In celebration of the 25th anniversary of the McGill Centre for Studies in Aging and the 10th anniversary of the Program in Dementia with Psychiatric Comorbidity (PDPC) at the Douglas Institute, a one-day symposium was offered to the general public on October 1st, 2010. This symposium was called “Healthy Aging, Healthy Mind: How to preserve your Cognition and Memory”. It featured both morning lectures and afternoon workshops in smaller groups.
The 210-seat Douglas Hall auditorium was sold out – people who dropped in last minute were sitting on the stairs. The event attracted people of all ages, including some McGill students. One participant, Rose, said that she received insight into how best to address the symptoms her husband, who had recently been diagnosed with Alzheimer’s Disease, was manifesting. “I was told I have to make him feel involved in the decision-making of the therapy, even though he doesn’t understand his illness”.
Although many participants were from families affected by an aging-related illness, the symposium focused more on aging health rather than illness. The Douglas’ own Jens Pruessner spoke about what people can do to delay or reverse cognitive losses that are part of the aging process, while McGill Professor Patricia McKinley spoke about the importance of exercise for reverting age-related muscle loss.
It is often forgotten that the brain is also a muscle that atrophies as we grow older. However, it can be retrained and its memory, which also declines, can be re-strengthened. This process is based on the brain’s plasticity – the brain reorganizes itself to form new connections between brain cells. In other words, it compensates for damage by rerouting information.
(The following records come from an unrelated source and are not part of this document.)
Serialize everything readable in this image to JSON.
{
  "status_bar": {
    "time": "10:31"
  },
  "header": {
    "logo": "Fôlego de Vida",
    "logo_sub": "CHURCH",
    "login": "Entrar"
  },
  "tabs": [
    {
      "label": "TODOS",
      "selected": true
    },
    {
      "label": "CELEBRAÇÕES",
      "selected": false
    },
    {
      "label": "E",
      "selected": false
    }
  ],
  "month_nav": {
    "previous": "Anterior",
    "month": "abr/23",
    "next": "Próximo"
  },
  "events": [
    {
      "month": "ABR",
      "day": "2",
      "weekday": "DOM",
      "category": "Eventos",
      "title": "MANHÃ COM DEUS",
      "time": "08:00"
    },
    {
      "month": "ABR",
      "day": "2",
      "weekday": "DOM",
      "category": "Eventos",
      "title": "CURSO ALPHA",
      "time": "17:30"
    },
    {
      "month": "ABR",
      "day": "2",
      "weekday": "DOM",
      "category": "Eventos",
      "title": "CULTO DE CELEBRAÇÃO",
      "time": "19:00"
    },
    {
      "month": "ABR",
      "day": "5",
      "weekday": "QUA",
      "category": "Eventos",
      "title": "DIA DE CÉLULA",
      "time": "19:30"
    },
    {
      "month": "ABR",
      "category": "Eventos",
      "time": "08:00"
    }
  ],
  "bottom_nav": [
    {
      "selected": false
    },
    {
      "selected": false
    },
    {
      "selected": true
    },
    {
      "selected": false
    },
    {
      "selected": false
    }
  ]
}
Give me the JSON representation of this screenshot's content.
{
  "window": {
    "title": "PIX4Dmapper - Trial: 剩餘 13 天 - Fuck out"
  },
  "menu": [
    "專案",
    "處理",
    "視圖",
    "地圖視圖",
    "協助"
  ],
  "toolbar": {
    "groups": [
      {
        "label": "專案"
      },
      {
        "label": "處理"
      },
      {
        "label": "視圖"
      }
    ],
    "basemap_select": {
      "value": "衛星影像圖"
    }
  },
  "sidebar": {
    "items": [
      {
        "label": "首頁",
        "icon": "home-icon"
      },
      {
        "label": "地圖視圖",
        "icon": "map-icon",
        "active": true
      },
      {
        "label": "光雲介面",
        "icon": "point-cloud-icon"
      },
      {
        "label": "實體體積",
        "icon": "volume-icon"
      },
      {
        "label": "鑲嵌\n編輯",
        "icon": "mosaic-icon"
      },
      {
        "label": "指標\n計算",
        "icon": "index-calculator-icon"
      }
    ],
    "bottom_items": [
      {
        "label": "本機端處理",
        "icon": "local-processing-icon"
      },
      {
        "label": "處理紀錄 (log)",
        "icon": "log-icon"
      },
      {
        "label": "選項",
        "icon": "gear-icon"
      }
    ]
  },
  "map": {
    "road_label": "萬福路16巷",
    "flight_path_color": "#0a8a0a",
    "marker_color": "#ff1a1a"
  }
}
This is exactly what doctors and nurses do at the Douglas Institute’s Moe Levin Center. The Moe Levin Center provides specialized care to patients suffering from cognitive disorders such as Alzheimer’s Disease. It houses the Memory Clinic, where the cognitive retraining program teaches patients learning strategies to enhance memory. These include computerized exercises, and Tai Chi.
In the afternoon, a bilingual workshop about cognitive retraining was given by nurse practitioner Céline Brunelle, Occupational Therapist Nancy Grenier, and recreational therapist Lisa O’Reilly, all of whom work at the Moe Levin Center. From a software called Brainversity, the participants were shown some sample memory stimulation exercises. By the end of the simulation, the game had become quite challenging as it was designed to be used even by people who are not suffering from cognitive disorder, but who simply want to improve their memory.
Tai chi is used in the clinic because it forces patients to learn a series of movements by repeating them. Like other forms of exercise, it reduces stress and improves concentration. Also used for this purpose is the Nintendo Wii station, and more specifically a step class or bowling game from Wii Fit. A 3-minute step class was given to the workshop audience (featured in the photo), after which many participants said they were rejuvenated and less fatigued, even though it was the last workshop of a very stimulating and intense day.
The cognitive retraining program is part of a research study made possible by your kind gift. Your donation helps us invest in healthy minds.